## EXERCISE GOAL:
Only text belongs in your copy of the listing below; reproduce it exactly and leave out the pictures.

*-*-*

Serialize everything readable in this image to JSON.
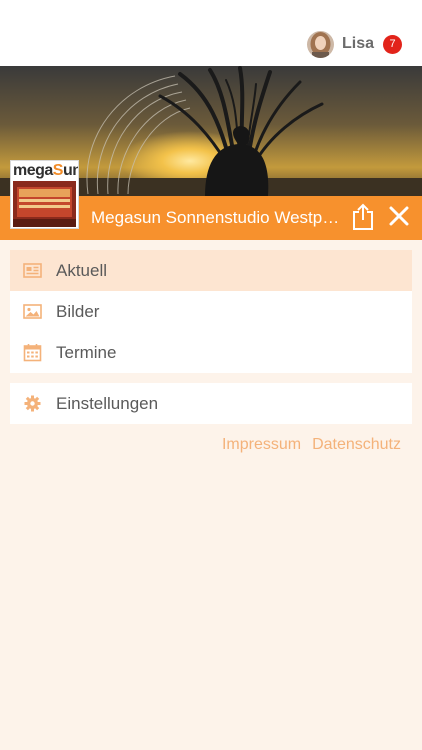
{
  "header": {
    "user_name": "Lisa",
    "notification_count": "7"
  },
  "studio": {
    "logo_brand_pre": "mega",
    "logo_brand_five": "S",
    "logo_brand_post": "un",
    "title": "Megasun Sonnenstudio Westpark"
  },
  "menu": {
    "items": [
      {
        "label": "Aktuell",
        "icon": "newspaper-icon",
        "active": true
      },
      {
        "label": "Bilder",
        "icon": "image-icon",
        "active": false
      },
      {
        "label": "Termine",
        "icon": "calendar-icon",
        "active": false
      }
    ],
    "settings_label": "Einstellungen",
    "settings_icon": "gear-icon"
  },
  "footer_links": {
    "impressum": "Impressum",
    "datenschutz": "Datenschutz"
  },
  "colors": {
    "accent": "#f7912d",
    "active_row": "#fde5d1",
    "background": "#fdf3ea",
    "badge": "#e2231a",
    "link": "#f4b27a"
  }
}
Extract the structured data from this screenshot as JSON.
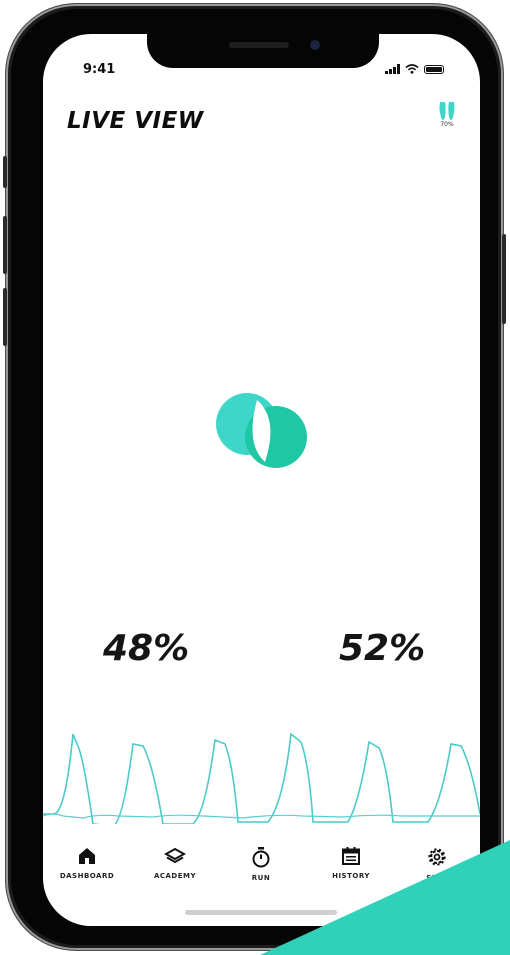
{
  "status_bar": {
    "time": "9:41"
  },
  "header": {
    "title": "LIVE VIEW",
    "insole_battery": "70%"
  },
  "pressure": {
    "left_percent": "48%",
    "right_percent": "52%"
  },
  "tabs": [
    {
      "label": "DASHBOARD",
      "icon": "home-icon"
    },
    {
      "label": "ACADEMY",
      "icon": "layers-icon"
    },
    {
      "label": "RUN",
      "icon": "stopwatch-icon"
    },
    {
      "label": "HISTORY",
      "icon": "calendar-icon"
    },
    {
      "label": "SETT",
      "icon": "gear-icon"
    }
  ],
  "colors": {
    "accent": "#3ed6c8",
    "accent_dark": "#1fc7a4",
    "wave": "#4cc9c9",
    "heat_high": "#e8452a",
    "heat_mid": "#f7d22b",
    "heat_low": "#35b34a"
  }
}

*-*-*

## TASK SOLUTION:
Serialize everything readable in this image to JSON.
{
  "header": {
    "user_name": "Lisa",
    "notification_count": "7"
  },
  "studio": {
    "logo_brand_pre": "mega",
    "logo_brand_five": "S",
    "logo_brand_post": "un",
    "title": "Megasun Sonnenstudio Westpark"
  },
  "menu": {
    "items": [
      {
        "label": "Aktuell",
        "icon": "newspaper-icon",
        "active": true
      },
      {
        "label": "Bilder",
        "icon": "image-icon",
        "active": false
      },
      {
        "label": "Termine",
        "icon": "calendar-icon",
        "active": false
      }
    ],
    "settings_label": "Einstellungen",
    "settings_icon": "gear-icon"
  },
  "footer_links": {
    "impressum": "Impressum",
    "datenschutz": "Datenschutz"
  },
  "colors": {
    "accent": "#f7912d",
    "active_row": "#fde5d1",
    "background": "#fdf3ea",
    "badge": "#e2231a",
    "link": "#f4b27a"
  }
}
Extract the structured data from this screenshot as JSON.
{
  "status_bar": {
    "time": "9:41"
  },
  "header": {
    "title": "LIVE VIEW",
    "insole_battery": "70%"
  },
  "pressure": {
    "left_percent": "48%",
    "right_percent": "52%"
  },
  "tabs": [
    {
      "label": "DASHBOARD",
      "icon": "home-icon"
    },
    {
      "label": "ACADEMY",
      "icon": "layers-icon"
    },
    {
      "label": "RUN",
      "icon": "stopwatch-icon"
    },
    {
      "label": "HISTORY",
      "icon": "calendar-icon"
    },
    {
      "label": "SETT",
      "icon": "gear-icon"
    }
  ],
  "colors": {
    "accent": "#3ed6c8",
    "accent_dark": "#1fc7a4",
    "wave": "#4cc9c9",
    "heat_high": "#e8452a",
    "heat_mid": "#f7d22b",
    "heat_low": "#35b34a"
  }
}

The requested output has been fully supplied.